### Aim of the exercise
The records need to be set down again exactly as they appear.

### Supplied information
"""

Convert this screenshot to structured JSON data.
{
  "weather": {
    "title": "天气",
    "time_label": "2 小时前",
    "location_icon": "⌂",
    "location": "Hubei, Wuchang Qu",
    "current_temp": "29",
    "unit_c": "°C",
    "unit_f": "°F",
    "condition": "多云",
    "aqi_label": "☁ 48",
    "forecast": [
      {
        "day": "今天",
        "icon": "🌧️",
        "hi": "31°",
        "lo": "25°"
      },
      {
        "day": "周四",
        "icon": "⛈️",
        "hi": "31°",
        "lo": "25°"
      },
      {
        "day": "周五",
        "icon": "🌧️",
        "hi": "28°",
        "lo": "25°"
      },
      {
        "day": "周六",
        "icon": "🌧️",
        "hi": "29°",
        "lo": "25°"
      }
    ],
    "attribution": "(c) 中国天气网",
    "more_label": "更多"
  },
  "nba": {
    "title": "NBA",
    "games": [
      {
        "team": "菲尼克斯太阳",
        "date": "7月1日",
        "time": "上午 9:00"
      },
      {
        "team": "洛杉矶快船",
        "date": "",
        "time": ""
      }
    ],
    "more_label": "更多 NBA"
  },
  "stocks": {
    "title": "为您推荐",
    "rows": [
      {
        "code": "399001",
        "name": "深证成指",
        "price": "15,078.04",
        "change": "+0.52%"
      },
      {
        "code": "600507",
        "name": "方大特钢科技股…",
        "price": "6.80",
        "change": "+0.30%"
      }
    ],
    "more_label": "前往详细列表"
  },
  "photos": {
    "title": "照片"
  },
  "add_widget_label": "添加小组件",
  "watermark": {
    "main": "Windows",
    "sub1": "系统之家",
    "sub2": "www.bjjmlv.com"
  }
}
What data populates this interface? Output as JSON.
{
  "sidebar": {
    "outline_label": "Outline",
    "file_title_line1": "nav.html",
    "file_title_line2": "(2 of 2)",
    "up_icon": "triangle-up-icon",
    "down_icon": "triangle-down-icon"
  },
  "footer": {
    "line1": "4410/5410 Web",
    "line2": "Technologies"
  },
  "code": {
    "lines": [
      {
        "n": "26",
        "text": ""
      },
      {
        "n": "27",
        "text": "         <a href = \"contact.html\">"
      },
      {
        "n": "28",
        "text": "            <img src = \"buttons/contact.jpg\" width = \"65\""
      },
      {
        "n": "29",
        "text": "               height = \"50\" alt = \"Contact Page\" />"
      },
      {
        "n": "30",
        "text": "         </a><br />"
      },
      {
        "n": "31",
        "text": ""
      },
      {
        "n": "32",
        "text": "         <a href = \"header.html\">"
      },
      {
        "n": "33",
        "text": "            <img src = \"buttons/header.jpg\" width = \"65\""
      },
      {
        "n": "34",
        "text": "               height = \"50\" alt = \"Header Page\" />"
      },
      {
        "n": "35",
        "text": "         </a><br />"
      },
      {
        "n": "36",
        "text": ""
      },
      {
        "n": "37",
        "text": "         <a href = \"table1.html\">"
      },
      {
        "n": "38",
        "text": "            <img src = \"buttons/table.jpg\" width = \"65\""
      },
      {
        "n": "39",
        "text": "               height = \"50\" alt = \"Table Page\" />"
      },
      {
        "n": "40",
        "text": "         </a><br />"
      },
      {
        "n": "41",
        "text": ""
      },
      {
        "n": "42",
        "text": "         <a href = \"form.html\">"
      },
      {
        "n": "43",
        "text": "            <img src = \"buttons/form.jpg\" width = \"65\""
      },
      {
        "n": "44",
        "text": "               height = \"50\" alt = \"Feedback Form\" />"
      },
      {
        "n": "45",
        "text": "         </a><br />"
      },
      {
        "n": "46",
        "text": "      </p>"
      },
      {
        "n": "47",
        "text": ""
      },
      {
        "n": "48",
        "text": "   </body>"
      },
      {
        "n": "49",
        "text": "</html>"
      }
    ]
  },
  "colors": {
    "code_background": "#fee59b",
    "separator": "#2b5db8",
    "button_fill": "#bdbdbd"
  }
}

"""

### Exercise response
Convert this screenshot to structured JSON data.
{
  "weather": {
    "title": "天气",
    "time_label": "2 小时前",
    "location_icon": "⌂",
    "location": "Hubei, Wuchang Qu",
    "current_temp": "29",
    "unit_c": "°C",
    "unit_f": "°F",
    "condition": "多云",
    "aqi_label": "☁ 48",
    "forecast": [
      {
        "day": "今天",
        "icon": "🌧️",
        "hi": "31°",
        "lo": "25°"
      },
      {
        "day": "周四",
        "icon": "⛈️",
        "hi": "31°",
        "lo": "25°"
      },
      {
        "day": "周五",
        "icon": "🌧️",
        "hi": "28°",
        "lo": "25°"
      },
      {
        "day": "周六",
        "icon": "🌧️",
        "hi": "29°",
        "lo": "25°"
      }
    ],
    "attribution": "(c) 中国天气网",
    "more_label": "更多"
  },
  "nba": {
    "title": "NBA",
    "games": [
      {
        "team": "菲尼克斯太阳",
        "date": "7月1日",
        "time": "上午 9:00"
      },
      {
        "team": "洛杉矶快船",
        "date": "",
        "time": ""
      }
    ],
    "more_label": "更多 NBA"
  },
  "stocks": {
    "title": "为您推荐",
    "rows": [
      {
        "code": "399001",
        "name": "深证成指",
        "price": "15,078.04",
        "change": "+0.52%"
      },
      {
        "code": "600507",
        "name": "方大特钢科技股…",
        "price": "6.80",
        "change": "+0.30%"
      }
    ],
    "more_label": "前往详细列表"
  },
  "photos": {
    "title": "照片"
  },
  "add_widget_label": "添加小组件",
  "watermark": {
    "main": "Windows",
    "sub1": "系统之家",
    "sub2": "www.bjjmlv.com"
  }
}
What data populates this interface? Output as JSON.
{
  "sidebar": {
    "outline_label": "Outline",
    "file_title_line1": "nav.html",
    "file_title_line2": "(2 of 2)",
    "up_icon": "triangle-up-icon",
    "down_icon": "triangle-down-icon"
  },
  "footer": {
    "line1": "4410/5410 Web",
    "line2": "Technologies"
  },
  "code": {
    "lines": [
      {
        "n": "26",
        "text": ""
      },
      {
        "n": "27",
        "text": "         <a href = \"contact.html\">"
      },
      {
        "n": "28",
        "text": "            <img src = \"buttons/contact.jpg\" width = \"65\""
      },
      {
        "n": "29",
        "text": "               height = \"50\" alt = \"Contact Page\" />"
      },
      {
        "n": "30",
        "text": "         </a><br />"
      },
      {
        "n": "31",
        "text": ""
      },
      {
        "n": "32",
        "text": "         <a href = \"header.html\">"
      },
      {
        "n": "33",
        "text": "            <img src = \"buttons/header.jpg\" width = \"65\""
      },
      {
        "n": "34",
        "text": "               height = \"50\" alt = \"Header Page\" />"
      },
      {
        "n": "35",
        "text": "         </a><br />"
      },
      {
        "n": "36",
        "text": ""
      },
      {
        "n": "37",
        "text": "         <a href = \"table1.html\">"
      },
      {
        "n": "38",
        "text": "            <img src = \"buttons/table.jpg\" width = \"65\""
      },
      {
        "n": "39",
        "text": "               height = \"50\" alt = \"Table Page\" />"
      },
      {
        "n": "40",
        "text": "         </a><br />"
      },
      {
        "n": "41",
        "text": ""
      },
      {
        "n": "42",
        "text": "         <a href = \"form.html\">"
      },
      {
        "n": "43",
        "text": "            <img src = \"buttons/form.jpg\" width = \"65\""
      },
      {
        "n": "44",
        "text": "               height = \"50\" alt = \"Feedback Form\" />"
      },
      {
        "n": "45",
        "text": "         </a><br />"
      },
      {
        "n": "46",
        "text": "      </p>"
      },
      {
        "n": "47",
        "text": ""
      },
      {
        "n": "48",
        "text": "   </body>"
      },
      {
        "n": "49",
        "text": "</html>"
      }
    ]
  },
  "colors": {
    "code_background": "#fee59b",
    "separator": "#2b5db8",
    "button_fill": "#bdbdbd"
  }
}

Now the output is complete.